● **Exercise aim**: Keeping pictures out of the copy, restate each record word for word.
- - - - - - -
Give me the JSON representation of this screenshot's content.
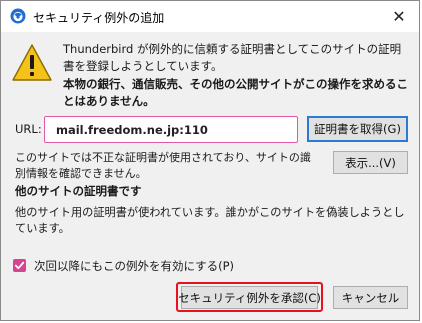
{
  "window": {
    "title": "セキュリティ例外の追加",
    "close_glyph": "✕",
    "title_icon": "thunderbird-icon"
  },
  "message": {
    "icon": "warning-icon",
    "line1": "Thunderbird が例外的に信頼する証明書としてこのサイトの証明書を登録しようとしています。",
    "line2": "本物の銀行、通信販売、その他の公開サイトがこの操作を求めることはありません。"
  },
  "url_row": {
    "label": "URL:",
    "value": "mail.freedom.ne.jp:110",
    "get_cert_button": "証明書を取得(G)"
  },
  "status": {
    "text": "このサイトでは不正な証明書が使用されており、サイトの識別情報を確認できません。",
    "view_button": "表示...(V)"
  },
  "other_site": {
    "heading": "他のサイトの証明書です",
    "description": "他のサイト用の証明書が使われています。誰かがこのサイトを偽装しようとしています。"
  },
  "permanent": {
    "checked": true,
    "label": "次回以降にもこの例外を有効にする(P)"
  },
  "buttons": {
    "confirm": "セキュリティ例外を承認(C)",
    "cancel": "キャンセル"
  },
  "colors": {
    "accent_pink": "#d6448f",
    "highlight_red": "#e8111d",
    "focus_blue": "#2b7bd3"
  }
}
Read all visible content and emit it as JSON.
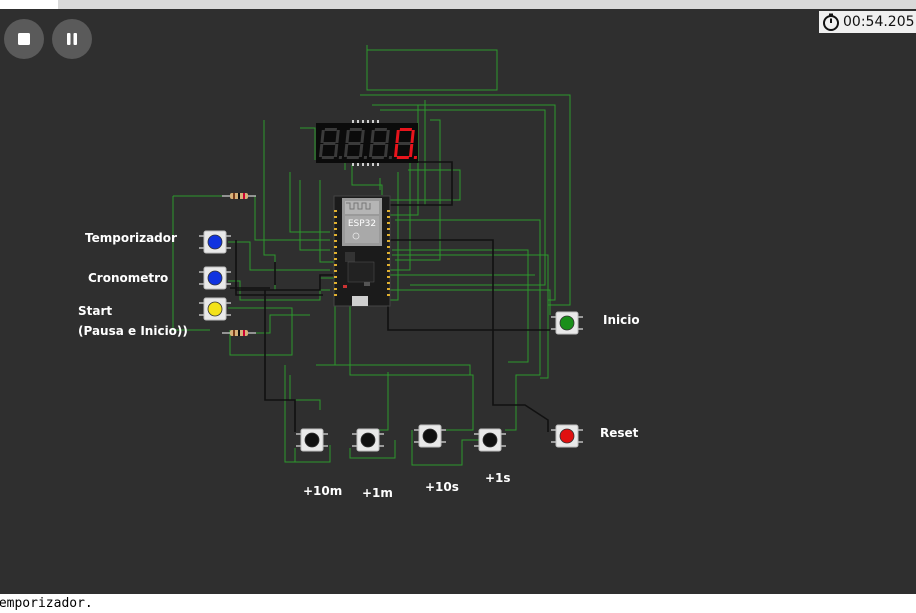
{
  "simulator": {
    "stop_icon": "stop-icon",
    "pause_icon": "pause-icon",
    "timer_icon": "stopwatch-icon",
    "elapsed_time": "00:54.205"
  },
  "display": {
    "type": "4-digit-7-segment",
    "digits": [
      "8",
      "8",
      "8",
      "0"
    ],
    "lit_digit_index": 3,
    "lit_color": "#e8141c",
    "unlit_color": "#3a3a3a"
  },
  "board": {
    "chip_label": "ESP32"
  },
  "buttons": [
    {
      "label": "Temporizador",
      "color": "#1033e0"
    },
    {
      "label": "Cronometro",
      "color": "#1033e0"
    },
    {
      "label": "Start",
      "label2": "(Pausa e Inicio))",
      "color": "#f3e21a"
    },
    {
      "label": "Inicio",
      "color": "#1a8f1a"
    },
    {
      "label": "Reset",
      "color": "#e01010"
    },
    {
      "label": "+10m",
      "color": "#111111"
    },
    {
      "label": "+1m",
      "color": "#111111"
    },
    {
      "label": "+10s",
      "color": "#111111"
    },
    {
      "label": "+1s",
      "color": "#111111"
    }
  ],
  "wire_color": "#2c9a2c",
  "console": {
    "text": "Temporizador."
  }
}
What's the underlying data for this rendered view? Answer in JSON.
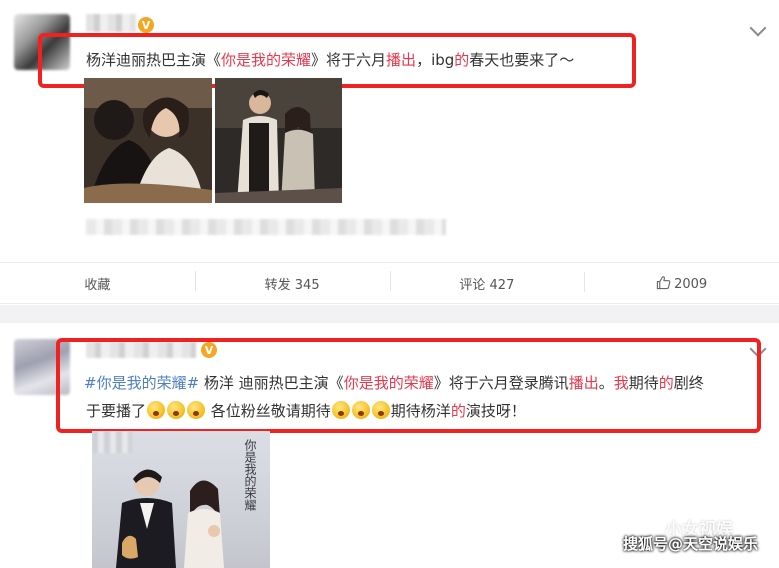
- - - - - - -
● **Expected answer**:
Give me the JSON representation of this screenshot's content.
{
  "window": {
    "title": "セキュリティ例外の追加",
    "close_glyph": "✕",
    "title_icon": "thunderbird-icon"
  },
  "message": {
    "icon": "warning-icon",
    "line1": "Thunderbird が例外的に信頼する証明書としてこのサイトの証明書を登録しようとしています。",
    "line2": "本物の銀行、通信販売、その他の公開サイトがこの操作を求めることはありません。"
  },
  "url_row": {
    "label": "URL:",
    "value": "mail.freedom.ne.jp:110",
    "get_cert_button": "証明書を取得(G)"
  },
  "status": {
    "text": "このサイトでは不正な証明書が使用されており、サイトの識別情報を確認できません。",
    "view_button": "表示...(V)"
  },
  "other_site": {
    "heading": "他のサイトの証明書です",
    "description": "他のサイト用の証明書が使われています。誰かがこのサイトを偽装しようとしています。"
  },
  "permanent": {
    "checked": true,
    "label": "次回以降にもこの例外を有効にする(P)"
  },
  "buttons": {
    "confirm": "セキュリティ例外を承認(C)",
    "cancel": "キャンセル"
  },
  "colors": {
    "accent_pink": "#d6448f",
    "highlight_red": "#e8111d",
    "focus_blue": "#2b7bd3"
  }
}
Read all visible content and emit it as JSON.
{
  "simulator": {
    "stop_icon": "stop-icon",
    "pause_icon": "pause-icon",
    "timer_icon": "stopwatch-icon",
    "elapsed_time": "00:54.205"
  },
  "display": {
    "type": "4-digit-7-segment",
    "digits": [
      "8",
      "8",
      "8",
      "0"
    ],
    "lit_digit_index": 3,
    "lit_color": "#e8141c",
    "unlit_color": "#3a3a3a"
  },
  "board": {
    "chip_label": "ESP32"
  },
  "buttons": [
    {
      "label": "Temporizador",
      "color": "#1033e0"
    },
    {
      "label": "Cronometro",
      "color": "#1033e0"
    },
    {
      "label": "Start",
      "label2": "(Pausa e Inicio))",
      "color": "#f3e21a"
    },
    {
      "label": "Inicio",
      "color": "#1a8f1a"
    },
    {
      "label": "Reset",
      "color": "#e01010"
    },
    {
      "label": "+10m",
      "color": "#111111"
    },
    {
      "label": "+1m",
      "color": "#111111"
    },
    {
      "label": "+10s",
      "color": "#111111"
    },
    {
      "label": "+1s",
      "color": "#111111"
    }
  ],
  "wire_color": "#2c9a2c",
  "console": {
    "text": "Temporizador."
  }
}
What's the underlying data for this rendered view? Answer in JSON.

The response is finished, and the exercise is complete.